Contemporary issues like the on-going drought in California beg the question: What would we doâ€”those of us living in the most developed nations of the worldâ€”if the primary means by which we feed ourselves were no longer available? One luxury of our post-industrialized society is being able to acquire just about any food we can fathom (or agribusiness corporations can conjure up) any time of year, in any region of the country, with little effort on our part besides strolling down a local supermarketâ€™s aisles.
But how much of the food that ends up in your pantry or refrigerator is ethically and/or locally-sourced? And, why have we as consumers stopped asking or caring about the answers to those questions? We all know the saying, “Change begins at home.â€ť Challenge yourself to eat local for a whole weekâ€”or a month, if you dareâ€”and see what you discover about your local food economy and perhaps how to better vote with your food dollars.
I did, and hereâ€™s what I learned:
1. Be Open
Part of eating local is changing what you eat and how you conceptualize your meals. I consider myself to be a healthy eater, and though I may be used to using brown rice, quinoa and millet to craft my standard nutritious fare. Guess what? I live in Wisconsin, and none of those grains can be locally sourced within 150 mile of where l live or from anywhere in the state, for that matter. So I had get a bit more inventive about how to round out my vegetarian entrĂ©es, using spelt tortillas from a local vendor or combining fresh veggies from this yearâ€™s CSA into hearty, new creations. Eggplant-stuffed peppers, anyone?
2. Be Aware

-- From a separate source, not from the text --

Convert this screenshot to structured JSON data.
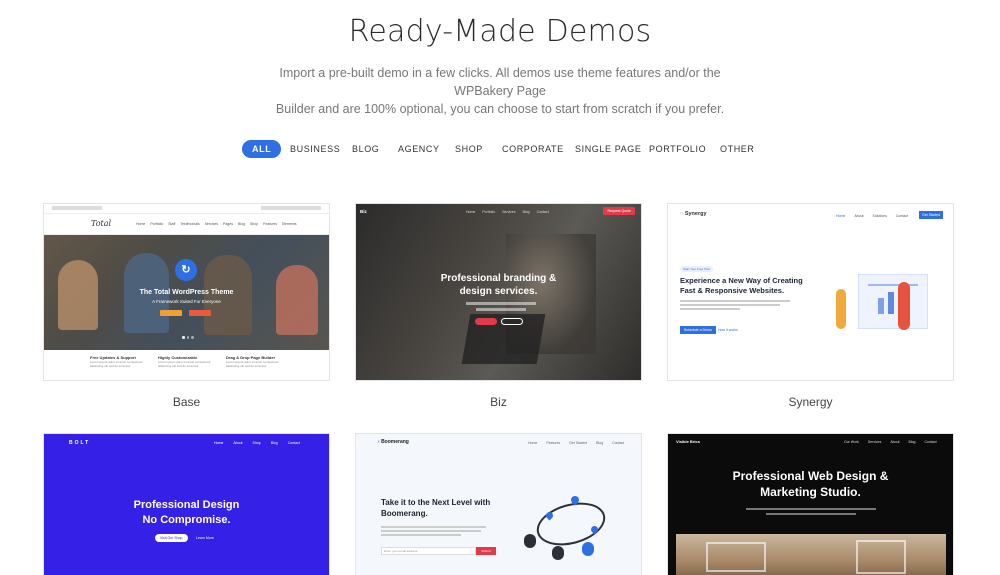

Locally purchasing 90 percent of the food and beverages I consumed for 30 days opened my eyes to how much money I was spending and to whom that money was going. I paused to ask questions about the owners of the new neighborhood cafĂ© up the road and spent a much more time figuring out what I could find locally than missing the products I couldnâ€™t. For example, I discovered a new Madison, Wis.-based online grocer Square Harvest. When I purchase food from Square Harvest, I buy directly from farmers and give back to my community. For every dollar spent on Square Harvest, 97 percent stays in the local economy (only 3 percent credit card fees leave the state), and 82 percent goes back to farmers (see pie chart).
3. Waste Less
All of the produce I ate came directly from my CSA, a local co-op, farmers markets, friendsâ€™ gardens or directly from my backyard. I felt a greater responsibility to honor the hard work I personally knew went into growing the food I was consuming, which lead me to read up on how to preserve items I had not bothered to store in the past, like kale, Swiss chard and green beans.
In addition, I felt good supporting Square Harvest, which is a zero-waste grocery store. The food is requested from vendors to fill direct orders, thereby significantly reducing food waste during distributionâ€”in comparison, typical grocery stores waste 10 percent of food. This also helps reduce the carbon footprint of grocery shopping thanks to the short distance deliveries travel to reach the warehouse, energy efficient warehousing and minimized driving distances to reach end consumer.
Eat well, buy local and help support small farms and food-based businesses in your area. Take the challenge for yourself, and tell me what you learn!
About the Author:Â Rachel WernerÂ is the assistant editor ofÂ BRAVA,Â a magazine created by women for women. She is a fitness instructor, personal trainer and blogger, and her passionate commitment to holistic wellness and sustainable agriculture makes Madison, Wis., a wonderful home.